▶ [TASK STATEMENT] Check each line of the listing below for the word "true" and say how many lines have it. Nothing else should be written.

▶ [SUPPLIED RECORDS]
———

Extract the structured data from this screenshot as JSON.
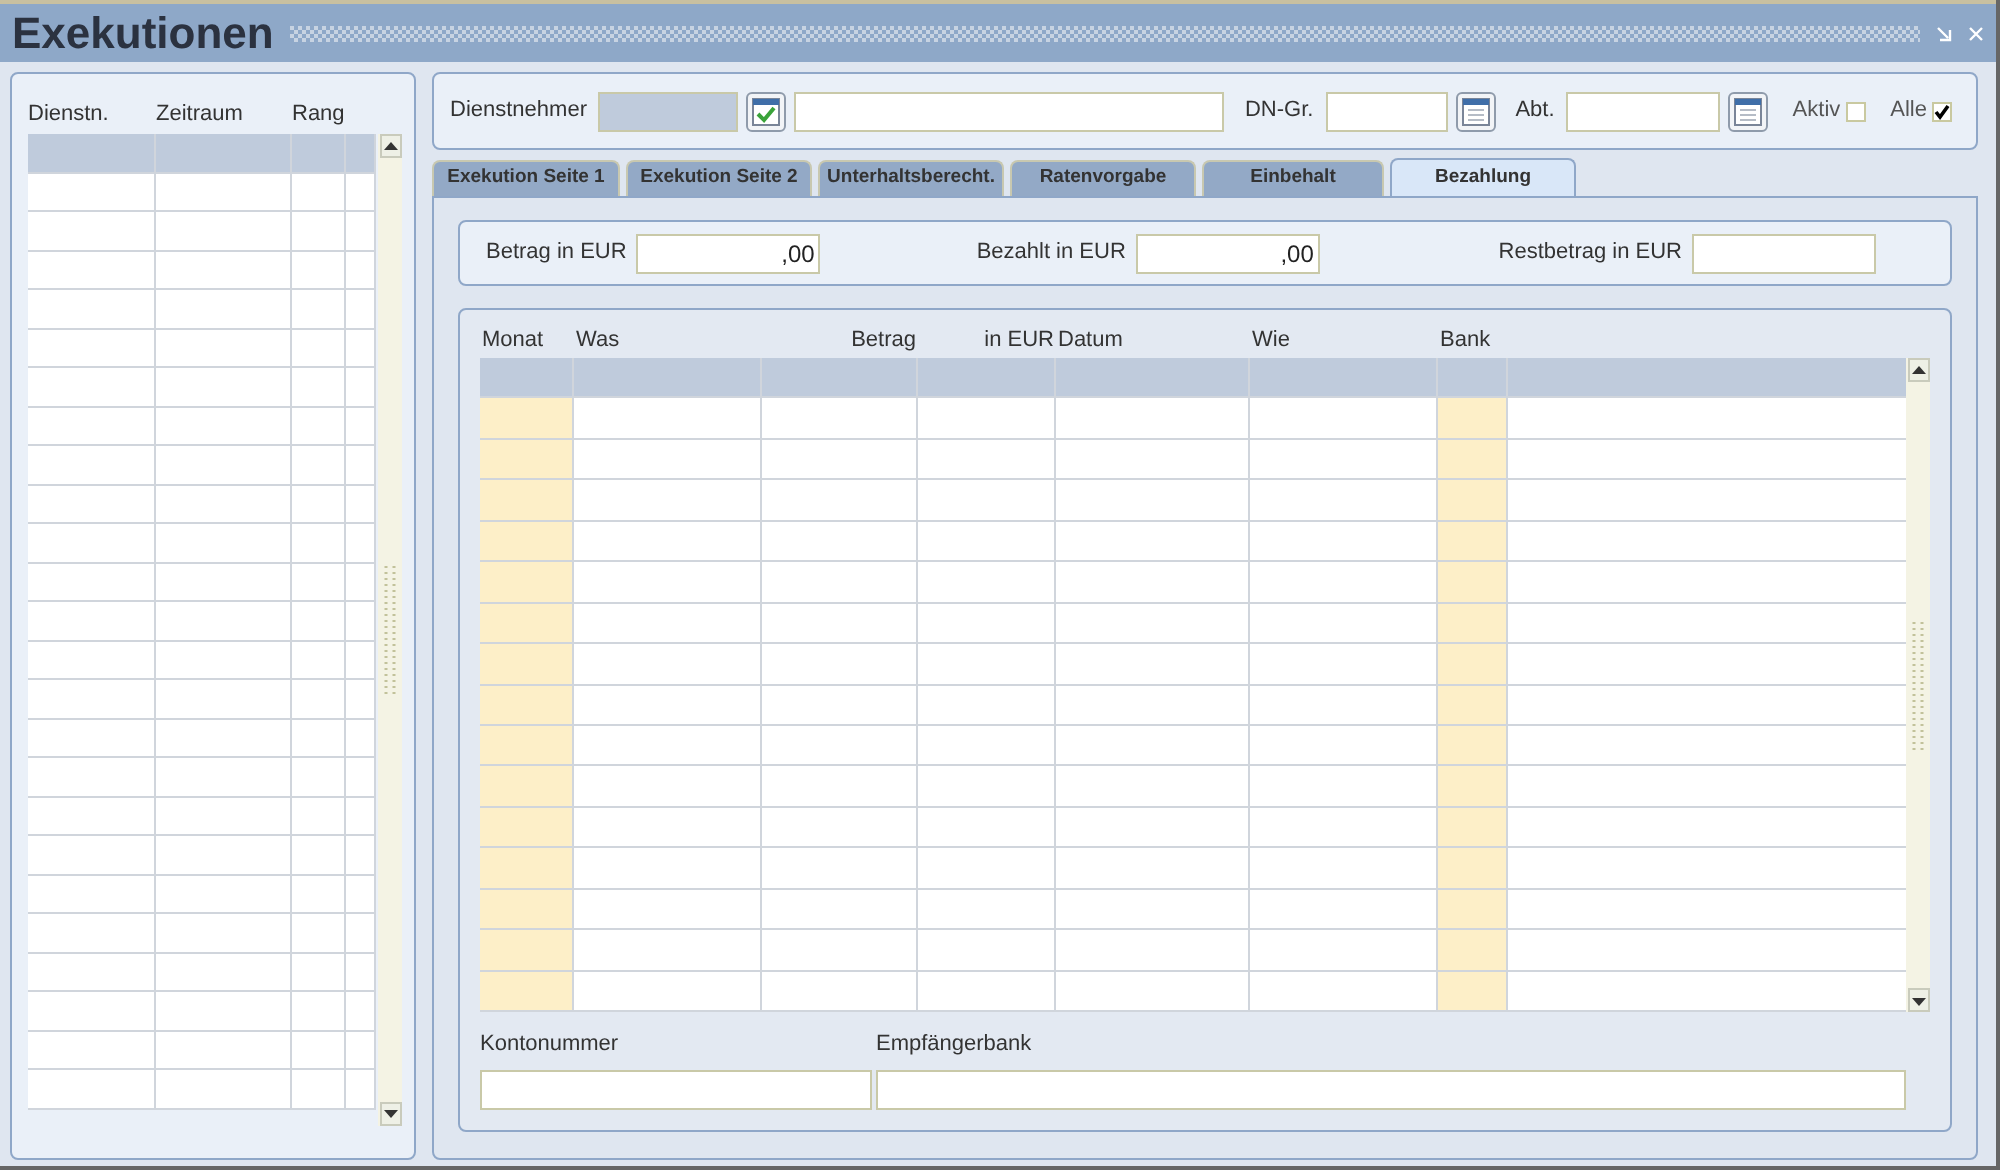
{
  "window": {
    "title": "Exekutionen"
  },
  "list_table": {
    "columns": [
      "Dienstn.",
      "Zeitraum",
      "Rang"
    ]
  },
  "filter": {
    "employee_label": "Dienstnehmer",
    "group_label": "DN-Gr.",
    "department_label": "Abt.",
    "checkboxes": [
      {
        "label": "Aktiv",
        "checked": false
      },
      {
        "label": "Alle",
        "checked": true
      }
    ]
  },
  "tabs": [
    {
      "label": "Exekution Seite 1",
      "selected": false
    },
    {
      "label": "Exekution Seite 2",
      "selected": false
    },
    {
      "label": "Unterhaltsberecht.",
      "selected": false
    },
    {
      "label": "Ratenvorgabe",
      "selected": false
    },
    {
      "label": "Einbehalt",
      "selected": false
    },
    {
      "label": "Bezahlung",
      "selected": true
    }
  ],
  "amounts": [
    {
      "label": "Betrag in EUR",
      "value": ",00"
    },
    {
      "label": "Bezahlt in EUR",
      "value": ",00"
    },
    {
      "label": "Restbetrag in EUR"
    }
  ],
  "payments_table": {
    "columns": [
      {
        "label": "Monat",
        "highlighted": true
      },
      {
        "label": "Was",
        "highlighted": false
      },
      {
        "label": "Betrag",
        "highlighted": false
      },
      {
        "label": "in EUR",
        "highlighted": false
      },
      {
        "label": "Datum",
        "highlighted": false
      },
      {
        "label": "Wie",
        "highlighted": false
      },
      {
        "label": "Bank",
        "highlighted": true
      }
    ]
  },
  "bank": {
    "account_label": "Kontonummer",
    "bank_label": "Empfängerbank"
  }
}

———

▶ [EXERCISE ANSWER] 4